▶ Exercise aim: Below is a set of records; reproduce them exactly without their pictures.

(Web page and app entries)

+--

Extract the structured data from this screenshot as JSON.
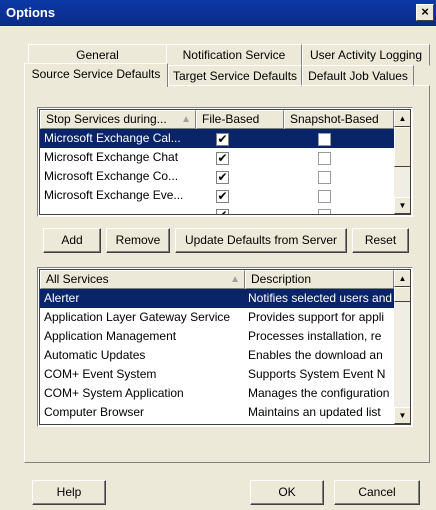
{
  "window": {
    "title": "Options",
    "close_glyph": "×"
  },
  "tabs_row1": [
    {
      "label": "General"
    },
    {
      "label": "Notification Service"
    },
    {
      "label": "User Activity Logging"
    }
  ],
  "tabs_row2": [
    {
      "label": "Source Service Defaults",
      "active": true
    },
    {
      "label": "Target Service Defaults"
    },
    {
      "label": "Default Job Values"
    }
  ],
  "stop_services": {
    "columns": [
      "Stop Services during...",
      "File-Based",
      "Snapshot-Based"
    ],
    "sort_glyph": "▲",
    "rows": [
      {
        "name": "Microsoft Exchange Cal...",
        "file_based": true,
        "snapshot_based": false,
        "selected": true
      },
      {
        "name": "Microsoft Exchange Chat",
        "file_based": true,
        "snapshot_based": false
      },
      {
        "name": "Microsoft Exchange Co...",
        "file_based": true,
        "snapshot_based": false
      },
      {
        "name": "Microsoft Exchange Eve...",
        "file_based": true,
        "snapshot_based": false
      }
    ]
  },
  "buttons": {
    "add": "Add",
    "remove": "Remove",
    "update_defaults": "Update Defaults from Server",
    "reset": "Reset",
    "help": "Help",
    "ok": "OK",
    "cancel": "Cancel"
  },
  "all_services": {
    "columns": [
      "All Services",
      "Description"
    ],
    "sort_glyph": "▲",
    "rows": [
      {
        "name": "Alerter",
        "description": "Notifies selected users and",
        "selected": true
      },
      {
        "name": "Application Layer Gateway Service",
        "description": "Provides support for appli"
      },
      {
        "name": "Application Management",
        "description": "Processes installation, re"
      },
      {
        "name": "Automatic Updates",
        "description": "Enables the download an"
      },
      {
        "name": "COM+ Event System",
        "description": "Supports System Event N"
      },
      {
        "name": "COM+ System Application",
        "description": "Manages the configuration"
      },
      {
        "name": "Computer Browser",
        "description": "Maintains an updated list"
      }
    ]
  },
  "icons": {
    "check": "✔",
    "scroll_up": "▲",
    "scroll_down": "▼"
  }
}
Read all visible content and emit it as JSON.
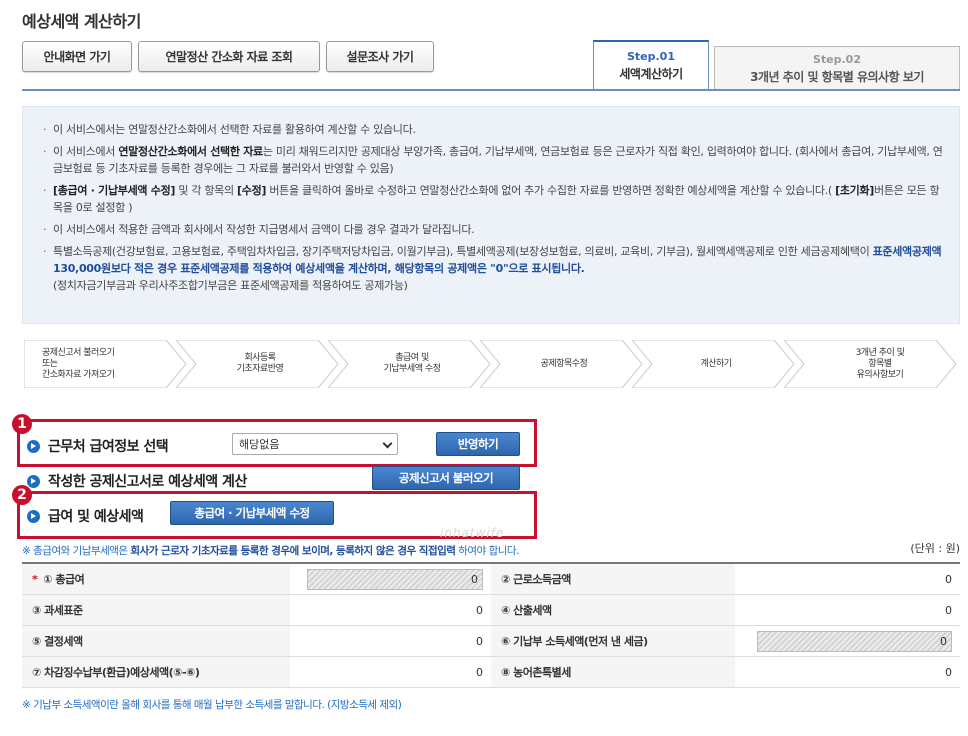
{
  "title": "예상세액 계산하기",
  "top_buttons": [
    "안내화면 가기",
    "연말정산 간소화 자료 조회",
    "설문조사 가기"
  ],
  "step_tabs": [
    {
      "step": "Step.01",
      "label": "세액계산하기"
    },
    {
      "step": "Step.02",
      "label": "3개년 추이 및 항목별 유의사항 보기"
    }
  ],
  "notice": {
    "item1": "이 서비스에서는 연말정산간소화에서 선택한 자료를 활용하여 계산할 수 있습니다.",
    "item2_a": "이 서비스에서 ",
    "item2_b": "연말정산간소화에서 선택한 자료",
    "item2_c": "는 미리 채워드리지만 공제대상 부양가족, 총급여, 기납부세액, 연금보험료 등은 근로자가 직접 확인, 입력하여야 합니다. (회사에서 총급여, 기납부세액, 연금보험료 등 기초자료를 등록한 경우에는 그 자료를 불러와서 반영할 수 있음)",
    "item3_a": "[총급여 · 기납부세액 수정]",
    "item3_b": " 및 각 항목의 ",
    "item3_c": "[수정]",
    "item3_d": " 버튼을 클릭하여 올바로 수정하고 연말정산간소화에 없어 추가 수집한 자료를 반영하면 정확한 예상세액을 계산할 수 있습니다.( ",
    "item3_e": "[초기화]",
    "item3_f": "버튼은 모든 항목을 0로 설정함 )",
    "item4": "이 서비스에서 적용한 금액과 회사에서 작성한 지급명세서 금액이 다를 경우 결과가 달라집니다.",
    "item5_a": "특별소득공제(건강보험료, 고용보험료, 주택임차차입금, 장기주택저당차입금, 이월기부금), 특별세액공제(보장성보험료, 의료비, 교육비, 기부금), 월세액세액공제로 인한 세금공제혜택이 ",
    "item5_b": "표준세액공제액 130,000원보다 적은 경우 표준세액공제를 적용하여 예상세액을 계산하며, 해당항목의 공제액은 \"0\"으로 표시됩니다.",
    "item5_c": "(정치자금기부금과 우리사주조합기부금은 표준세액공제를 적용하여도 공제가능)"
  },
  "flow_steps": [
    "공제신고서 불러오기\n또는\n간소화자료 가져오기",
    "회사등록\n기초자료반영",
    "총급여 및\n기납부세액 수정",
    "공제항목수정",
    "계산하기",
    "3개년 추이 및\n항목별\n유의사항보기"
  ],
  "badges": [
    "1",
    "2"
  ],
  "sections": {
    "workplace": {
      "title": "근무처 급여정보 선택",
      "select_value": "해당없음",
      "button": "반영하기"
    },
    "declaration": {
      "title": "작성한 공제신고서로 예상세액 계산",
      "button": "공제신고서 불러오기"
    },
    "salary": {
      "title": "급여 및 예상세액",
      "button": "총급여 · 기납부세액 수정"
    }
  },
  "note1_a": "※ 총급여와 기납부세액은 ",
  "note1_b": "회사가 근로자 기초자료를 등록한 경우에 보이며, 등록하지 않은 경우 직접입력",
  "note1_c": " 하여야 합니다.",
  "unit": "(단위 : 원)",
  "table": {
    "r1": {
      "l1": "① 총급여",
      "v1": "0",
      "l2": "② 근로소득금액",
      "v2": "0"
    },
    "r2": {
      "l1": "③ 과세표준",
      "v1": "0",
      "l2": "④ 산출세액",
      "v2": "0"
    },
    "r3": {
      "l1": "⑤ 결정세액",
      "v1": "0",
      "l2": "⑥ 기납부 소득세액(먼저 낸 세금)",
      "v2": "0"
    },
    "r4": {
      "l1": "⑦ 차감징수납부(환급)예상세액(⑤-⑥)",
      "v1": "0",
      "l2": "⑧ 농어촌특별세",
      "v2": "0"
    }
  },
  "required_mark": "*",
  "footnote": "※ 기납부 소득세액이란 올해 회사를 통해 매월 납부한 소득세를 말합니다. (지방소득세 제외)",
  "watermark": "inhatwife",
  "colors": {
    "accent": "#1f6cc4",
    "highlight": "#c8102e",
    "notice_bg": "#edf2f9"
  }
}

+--

▶ Exercise response:
Extract the structured data from this screenshot as JSON.
{
  "window": {
    "title": "Options",
    "close_glyph": "×"
  },
  "tabs_row1": [
    {
      "label": "General"
    },
    {
      "label": "Notification Service"
    },
    {
      "label": "User Activity Logging"
    }
  ],
  "tabs_row2": [
    {
      "label": "Source Service Defaults",
      "active": true
    },
    {
      "label": "Target Service Defaults"
    },
    {
      "label": "Default Job Values"
    }
  ],
  "stop_services": {
    "columns": [
      "Stop Services during...",
      "File-Based",
      "Snapshot-Based"
    ],
    "sort_glyph": "▲",
    "rows": [
      {
        "name": "Microsoft Exchange Cal...",
        "file_based": true,
        "snapshot_based": false,
        "selected": true
      },
      {
        "name": "Microsoft Exchange Chat",
        "file_based": true,
        "snapshot_based": false
      },
      {
        "name": "Microsoft Exchange Co...",
        "file_based": true,
        "snapshot_based": false
      },
      {
        "name": "Microsoft Exchange Eve...",
        "file_based": true,
        "snapshot_based": false
      }
    ]
  },
  "buttons": {
    "add": "Add",
    "remove": "Remove",
    "update_defaults": "Update Defaults from Server",
    "reset": "Reset",
    "help": "Help",
    "ok": "OK",
    "cancel": "Cancel"
  },
  "all_services": {
    "columns": [
      "All Services",
      "Description"
    ],
    "sort_glyph": "▲",
    "rows": [
      {
        "name": "Alerter",
        "description": "Notifies selected users and",
        "selected": true
      },
      {
        "name": "Application Layer Gateway Service",
        "description": "Provides support for appli"
      },
      {
        "name": "Application Management",
        "description": "Processes installation, re"
      },
      {
        "name": "Automatic Updates",
        "description": "Enables the download an"
      },
      {
        "name": "COM+ Event System",
        "description": "Supports System Event N"
      },
      {
        "name": "COM+ System Application",
        "description": "Manages the configuration"
      },
      {
        "name": "Computer Browser",
        "description": "Maintains an updated list"
      }
    ]
  },
  "icons": {
    "check": "✔",
    "scroll_up": "▲",
    "scroll_down": "▼"
  }
}
Read all visible content and emit it as JSON.
{
  "title": "예상세액 계산하기",
  "top_buttons": [
    "안내화면 가기",
    "연말정산 간소화 자료 조회",
    "설문조사 가기"
  ],
  "step_tabs": [
    {
      "step": "Step.01",
      "label": "세액계산하기"
    },
    {
      "step": "Step.02",
      "label": "3개년 추이 및 항목별 유의사항 보기"
    }
  ],
  "notice": {
    "item1": "이 서비스에서는 연말정산간소화에서 선택한 자료를 활용하여 계산할 수 있습니다.",
    "item2_a": "이 서비스에서 ",
    "item2_b": "연말정산간소화에서 선택한 자료",
    "item2_c": "는 미리 채워드리지만 공제대상 부양가족, 총급여, 기납부세액, 연금보험료 등은 근로자가 직접 확인, 입력하여야 합니다. (회사에서 총급여, 기납부세액, 연금보험료 등 기초자료를 등록한 경우에는 그 자료를 불러와서 반영할 수 있음)",
    "item3_a": "[총급여 · 기납부세액 수정]",
    "item3_b": " 및 각 항목의 ",
    "item3_c": "[수정]",
    "item3_d": " 버튼을 클릭하여 올바로 수정하고 연말정산간소화에 없어 추가 수집한 자료를 반영하면 정확한 예상세액을 계산할 수 있습니다.( ",
    "item3_e": "[초기화]",
    "item3_f": "버튼은 모든 항목을 0로 설정함 )",
    "item4": "이 서비스에서 적용한 금액과 회사에서 작성한 지급명세서 금액이 다를 경우 결과가 달라집니다.",
    "item5_a": "특별소득공제(건강보험료, 고용보험료, 주택임차차입금, 장기주택저당차입금, 이월기부금), 특별세액공제(보장성보험료, 의료비, 교육비, 기부금), 월세액세액공제로 인한 세금공제혜택이 ",
    "item5_b": "표준세액공제액 130,000원보다 적은 경우 표준세액공제를 적용하여 예상세액을 계산하며, 해당항목의 공제액은 \"0\"으로 표시됩니다.",
    "item5_c": "(정치자금기부금과 우리사주조합기부금은 표준세액공제를 적용하여도 공제가능)"
  },
  "flow_steps": [
    "공제신고서 불러오기\n또는\n간소화자료 가져오기",
    "회사등록\n기초자료반영",
    "총급여 및\n기납부세액 수정",
    "공제항목수정",
    "계산하기",
    "3개년 추이 및\n항목별\n유의사항보기"
  ],
  "badges": [
    "1",
    "2"
  ],
  "sections": {
    "workplace": {
      "title": "근무처 급여정보 선택",
      "select_value": "해당없음",
      "button": "반영하기"
    },
    "declaration": {
      "title": "작성한 공제신고서로 예상세액 계산",
      "button": "공제신고서 불러오기"
    },
    "salary": {
      "title": "급여 및 예상세액",
      "button": "총급여 · 기납부세액 수정"
    }
  },
  "note1_a": "※ 총급여와 기납부세액은 ",
  "note1_b": "회사가 근로자 기초자료를 등록한 경우에 보이며, 등록하지 않은 경우 직접입력",
  "note1_c": " 하여야 합니다.",
  "unit": "(단위 : 원)",
  "table": {
    "r1": {
      "l1": "① 총급여",
      "v1": "0",
      "l2": "② 근로소득금액",
      "v2": "0"
    },
    "r2": {
      "l1": "③ 과세표준",
      "v1": "0",
      "l2": "④ 산출세액",
      "v2": "0"
    },
    "r3": {
      "l1": "⑤ 결정세액",
      "v1": "0",
      "l2": "⑥ 기납부 소득세액(먼저 낸 세금)",
      "v2": "0"
    },
    "r4": {
      "l1": "⑦ 차감징수납부(환급)예상세액(⑤-⑥)",
      "v1": "0",
      "l2": "⑧ 농어촌특별세",
      "v2": "0"
    }
  },
  "required_mark": "*",
  "footnote": "※ 기납부 소득세액이란 올해 회사를 통해 매월 납부한 소득세를 말합니다. (지방소득세 제외)",
  "watermark": "inhatwife",
  "colors": {
    "accent": "#1f6cc4",
    "highlight": "#c8102e",
    "notice_bg": "#edf2f9"
  }
}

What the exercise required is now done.